The Mathis '46 is now parked in front of celebrated lowbrow artist Chris Cooper's house in California. "Coop" and son Lil Coop (without beard) needed a reliable family car, and the old Garymobile is the perfect choice for the job. Bonus: It's Navarro-approved. (Photos courtesy of Coop)


SGE regulars Tim Jones and Beth Main checked in last week from Panama, Iowa. We've been hoping for some action shots of their Comp Coupe, but as they were preparing it for their local spring opener, the driver (Beth) inexplicably broke her neck!

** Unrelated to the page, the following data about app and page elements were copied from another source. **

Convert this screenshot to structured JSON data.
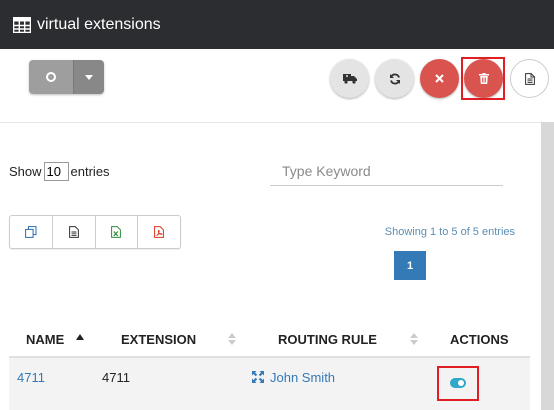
{
  "header": {
    "title": "virtual extensions",
    "icon": "table-grid-icon"
  },
  "toolbar": {
    "split_button_icon": "circle-icon",
    "buttons": [
      {
        "name": "ambulance-button",
        "icon": "ambulance-icon"
      },
      {
        "name": "refresh-button",
        "icon": "refresh-icon"
      },
      {
        "name": "close-button",
        "icon": "close-icon"
      },
      {
        "name": "delete-button",
        "icon": "trash-icon",
        "highlighted": true
      },
      {
        "name": "document-button",
        "icon": "document-icon"
      }
    ]
  },
  "length": {
    "show_label": "Show",
    "value": "10",
    "entries_label": "entries"
  },
  "search": {
    "placeholder": "Type Keyword"
  },
  "export": {
    "icons": [
      "copy-icon",
      "document-icon",
      "excel-icon",
      "pdf-icon"
    ]
  },
  "pagination": {
    "info": "Showing 1 to 5 of 5 entries",
    "current_page": "1"
  },
  "table": {
    "columns": [
      {
        "label": "NAME",
        "sort": "asc"
      },
      {
        "label": "EXTENSION",
        "sort": "both"
      },
      {
        "label": "ROUTING RULE",
        "sort": "both"
      },
      {
        "label": "ACTIONS",
        "sort": "none"
      }
    ],
    "rows": [
      {
        "name": "4711",
        "extension": "4711",
        "routing_rule": "John Smith",
        "routing_icon": "expand-arrows-icon",
        "action_icon": "toggle-icon"
      }
    ]
  },
  "colors": {
    "header_bg": "#2b2d31",
    "accent": "#337ab7",
    "danger": "#d9534f",
    "highlight": "#e21e25"
  }
}
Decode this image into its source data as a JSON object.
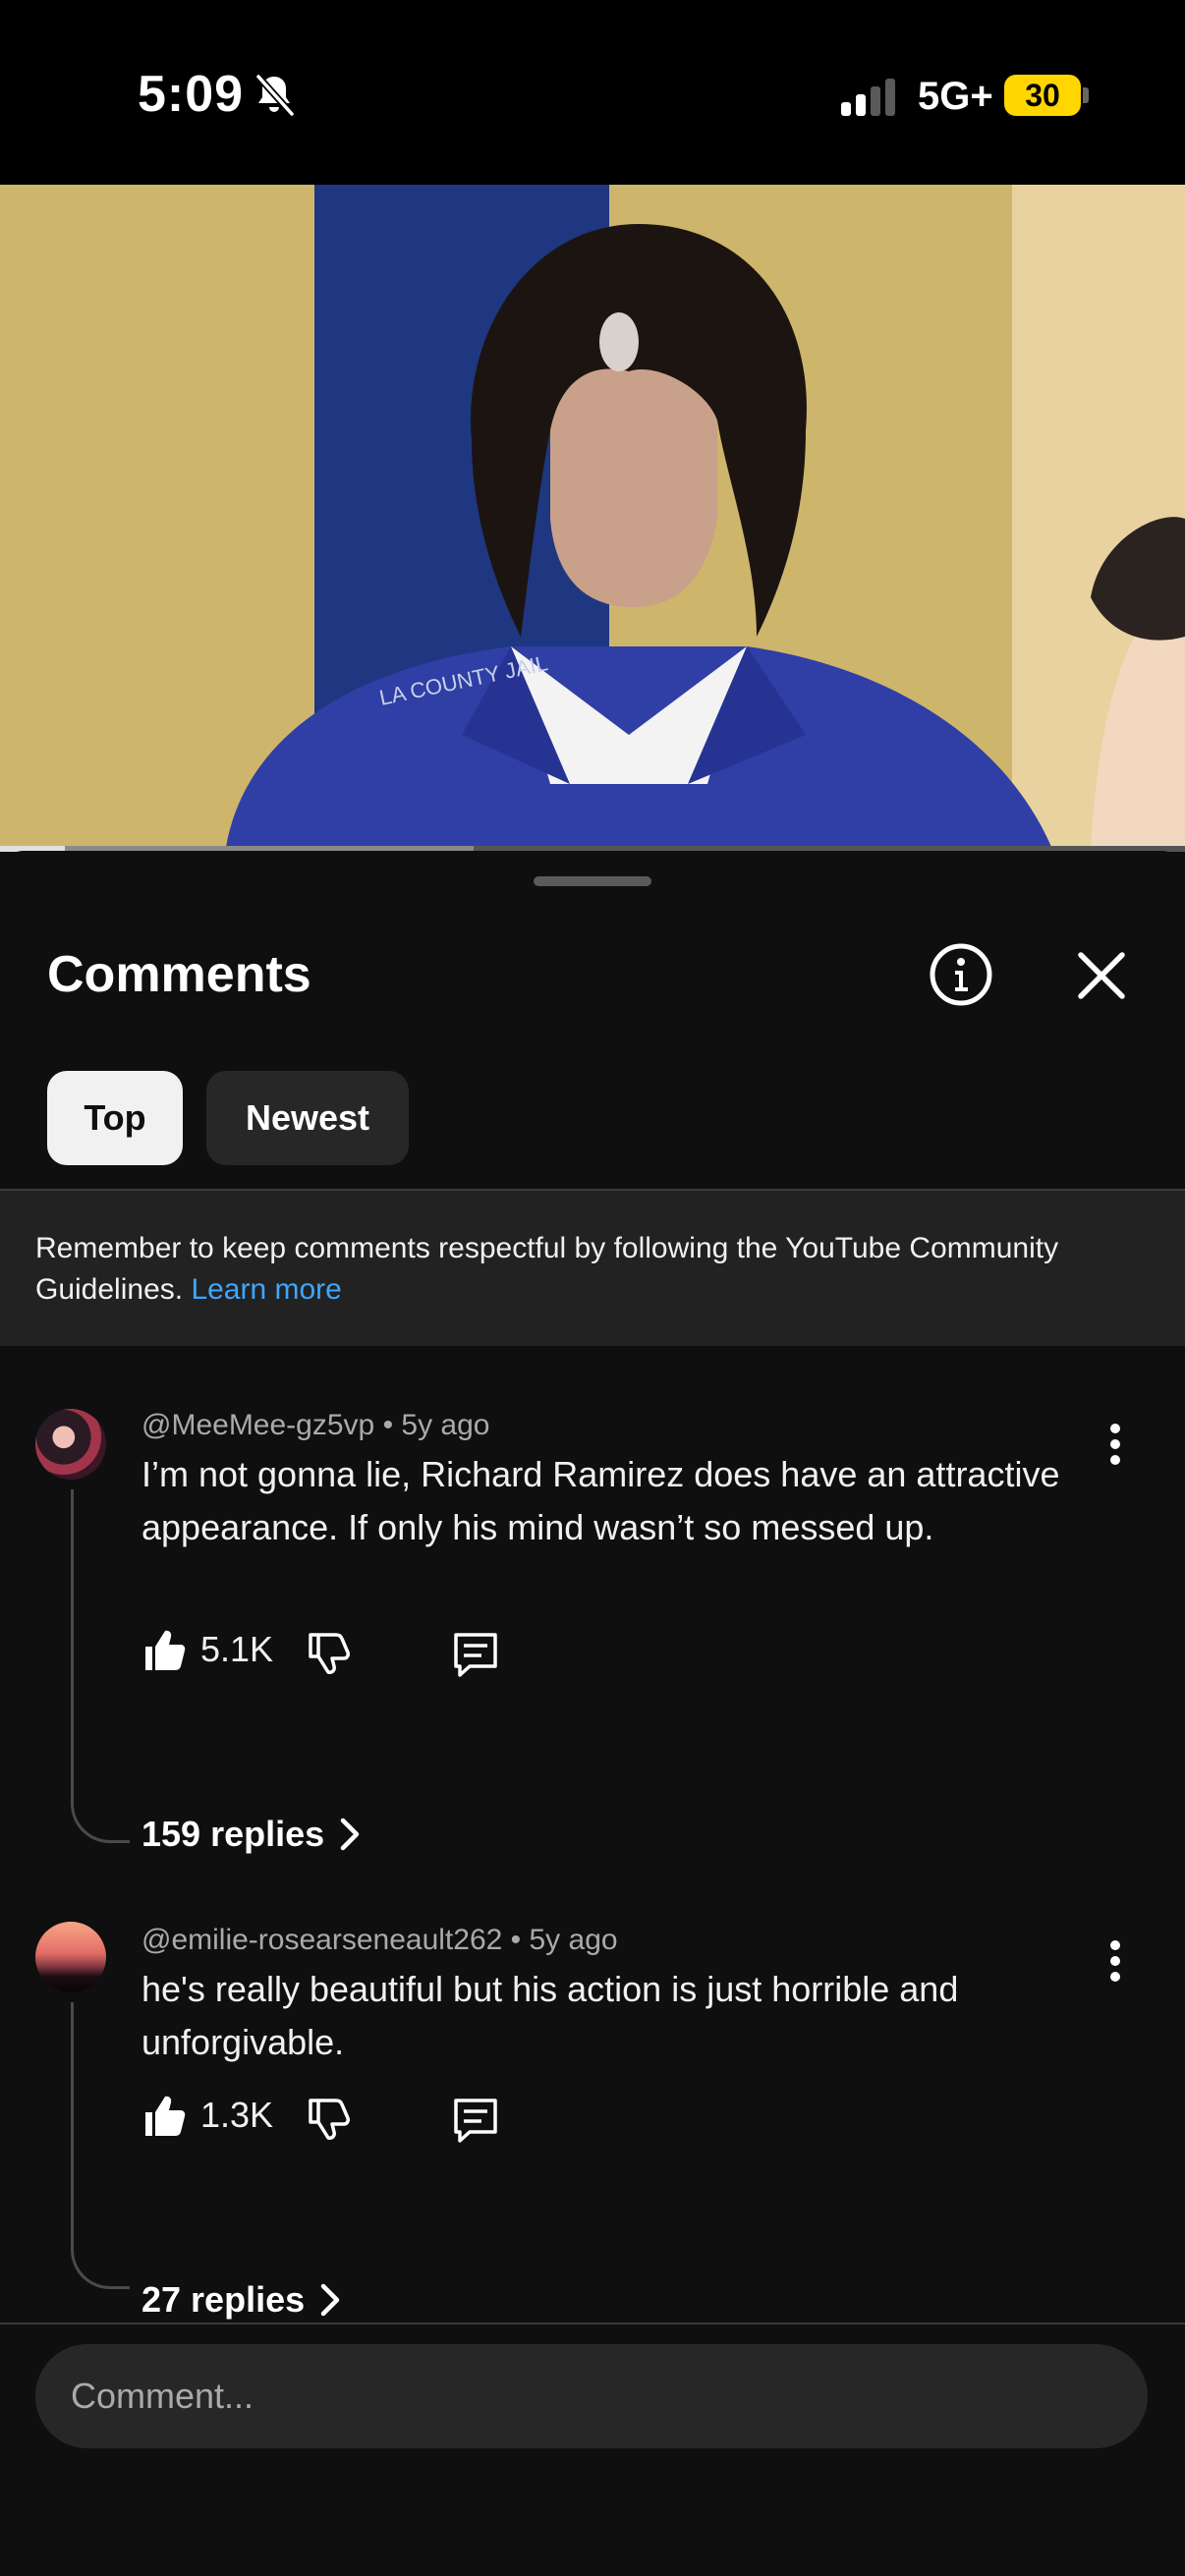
{
  "status_bar": {
    "time": "5:09",
    "network": "5G+",
    "battery": "30",
    "icons": [
      "bell-slash-icon",
      "cellular-signal-icon",
      "battery-icon"
    ],
    "battery_color": "#ffd600"
  },
  "video": {
    "progress_fraction": 0.055,
    "buffered_fraction": 0.4
  },
  "comments_sheet": {
    "title": "Comments",
    "icons": [
      "info-icon",
      "close-icon"
    ],
    "filters": [
      {
        "label": "Top",
        "selected": true
      },
      {
        "label": "Newest",
        "selected": false
      }
    ],
    "guidelines": {
      "text": "Remember to keep comments respectful by following the YouTube Community Guidelines. ",
      "link": "Learn more",
      "link_color": "#3ea6ff"
    },
    "comments": [
      {
        "author": "@MeeMee-gz5vp",
        "age": "5y ago",
        "text": "I’m not gonna lie, Richard Ramirez does have an attractive appearance. If only his mind wasn’t so messed up.",
        "likes": "5.1K",
        "replies": "159 replies"
      },
      {
        "author": "@emilie-rosearseneault262",
        "age": "5y ago",
        "text": "he's really beautiful but his action is just horrible and unforgivable.",
        "likes": "1.3K",
        "replies": "27 replies"
      }
    ],
    "composer": {
      "placeholder": "Comment..."
    }
  }
}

The injury may have occurred while going for a high note with her sled dog team, which doubles as the Panama, Iowa Choral Society (shown here in dress rehearsal). Tim narrates: "We're still not sure how or when she did it. She was having neck pain and went to the doctor. Found out she broke the C-1 vertebrae. She was told not to race the car or the sled team for a year. She's not a good patient. Went fishing a week after surgery, and ran the dogs last winter." 

The defiant angler. Don't tell her doctor! 

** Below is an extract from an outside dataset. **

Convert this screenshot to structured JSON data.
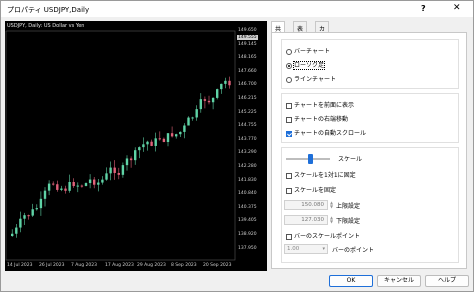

The defiant racer. Don't tell her doctor!

The defiant-but-healthy Beth Main, conditioning her neck for violent high G-force whiplash launches in a blown alky Comp Coupe. The SGE Nation salutes you!

Beth and Tim are using the down time wisely: "Beth had been working on a 4-53 blower (more old timey than our current 6-71 set-up), so we figured now we have time to finish it." And so they did, complete with a home-made drive assembly! Well worth one lousy vertebrae. (Photos courtesy of Tim Jones)


No Model A updates this week (due to recording studio logistics), but my old race car made the news again. My would-be masterpiece build was sold under duress on the cheap ($3K), to racer pal Rick Smith, who ran it for a couple of seasons, then offed it to Rich Feicheer, who got the thing down into the 8's (it was designed to run C/Gas on a 10.60 index)! It came up for sale last week for $21,500. Odd to think that something I cobbled together on a shoestring could demand such a price. I'm kind of flattered, though Craig Wallace and Rick Smith nicely finished the roughed-in car upon taking delivery from me. (Scotty shot)

Feicheer is better known for his '34 coupe. For good reason. Still, the old BTU '58 Anglia has been keeping pretty impressive company. We'll be watching to see what happens to it next. (Photo courtesy of Hot Rod magazine)



Iowa sled dogs don't just sing and race. They also take a daily census of the squirrel population around the farm. Give a wrong answer on the census, and the chase is on! (Photo courtesy of Tim Jones)

This is Sebastian, out for a stroll on his daddy's prize toolbox. We can't tell you who Sebastian's dad is, but we can tell you it's venerated hot rod artist Jimmy Smith. (Photo courtesy of Jimmy Smith)


For Beth Main. Please take care of yourself and get in that race car seat ASAP! If need be, perhaps the SGE Nation can band together and help you get a HANS device.